§ **Exercise**
Wherever a line in the data below holds "icon", copy that line.
(Beginning of Data for the task)
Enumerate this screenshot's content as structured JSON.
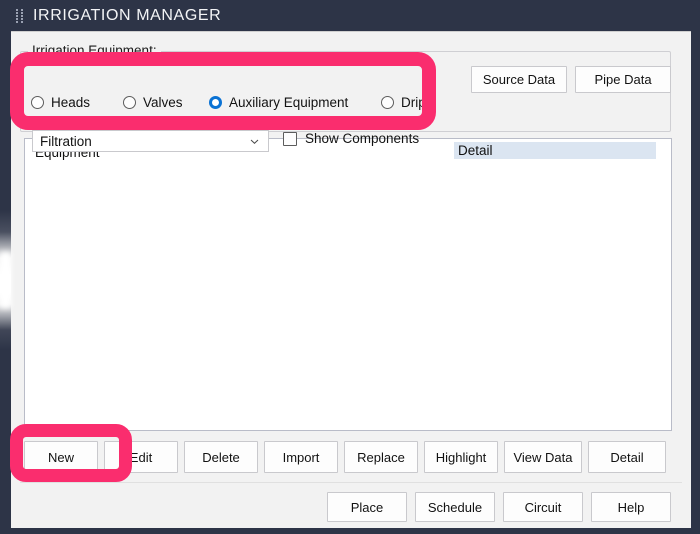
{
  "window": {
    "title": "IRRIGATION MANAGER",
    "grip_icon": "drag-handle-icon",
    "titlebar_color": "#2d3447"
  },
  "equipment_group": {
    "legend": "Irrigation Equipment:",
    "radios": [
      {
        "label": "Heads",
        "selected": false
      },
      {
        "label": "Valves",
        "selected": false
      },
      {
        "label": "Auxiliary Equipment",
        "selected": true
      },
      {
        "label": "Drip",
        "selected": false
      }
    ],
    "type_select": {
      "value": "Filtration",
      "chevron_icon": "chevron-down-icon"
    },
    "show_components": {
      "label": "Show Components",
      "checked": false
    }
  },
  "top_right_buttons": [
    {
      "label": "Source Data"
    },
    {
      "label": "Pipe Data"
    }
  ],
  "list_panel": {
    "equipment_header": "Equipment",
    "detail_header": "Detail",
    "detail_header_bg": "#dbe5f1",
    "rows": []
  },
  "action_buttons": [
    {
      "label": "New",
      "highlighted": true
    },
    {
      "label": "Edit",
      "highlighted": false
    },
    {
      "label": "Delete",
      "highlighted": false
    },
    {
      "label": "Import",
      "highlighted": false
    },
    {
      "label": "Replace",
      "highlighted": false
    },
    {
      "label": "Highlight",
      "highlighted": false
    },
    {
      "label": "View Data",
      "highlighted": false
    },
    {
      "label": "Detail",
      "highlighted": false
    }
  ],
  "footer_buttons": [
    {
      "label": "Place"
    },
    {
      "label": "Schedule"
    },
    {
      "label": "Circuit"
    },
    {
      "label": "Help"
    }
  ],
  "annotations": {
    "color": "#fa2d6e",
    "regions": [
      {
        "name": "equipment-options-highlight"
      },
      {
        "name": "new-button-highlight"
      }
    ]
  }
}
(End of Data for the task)
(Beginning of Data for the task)
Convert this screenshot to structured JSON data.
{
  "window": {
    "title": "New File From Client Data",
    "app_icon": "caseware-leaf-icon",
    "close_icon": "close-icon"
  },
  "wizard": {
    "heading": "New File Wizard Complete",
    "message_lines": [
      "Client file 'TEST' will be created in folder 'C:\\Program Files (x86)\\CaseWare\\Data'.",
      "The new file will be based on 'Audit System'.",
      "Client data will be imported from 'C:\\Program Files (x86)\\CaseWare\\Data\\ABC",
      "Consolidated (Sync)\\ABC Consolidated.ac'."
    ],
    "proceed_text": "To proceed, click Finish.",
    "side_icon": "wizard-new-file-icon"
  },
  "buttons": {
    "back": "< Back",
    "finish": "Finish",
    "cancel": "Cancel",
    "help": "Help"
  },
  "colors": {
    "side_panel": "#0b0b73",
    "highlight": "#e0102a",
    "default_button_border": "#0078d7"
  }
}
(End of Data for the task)
§ **Task solution**
    "grip_icon": "drag-handle-icon",
      "chevron_icon": "chevron-down-icon"
    "app_icon": "caseware-leaf-icon",
    "close_icon": "close-icon"
    "side_icon": "wizard-new-file-icon"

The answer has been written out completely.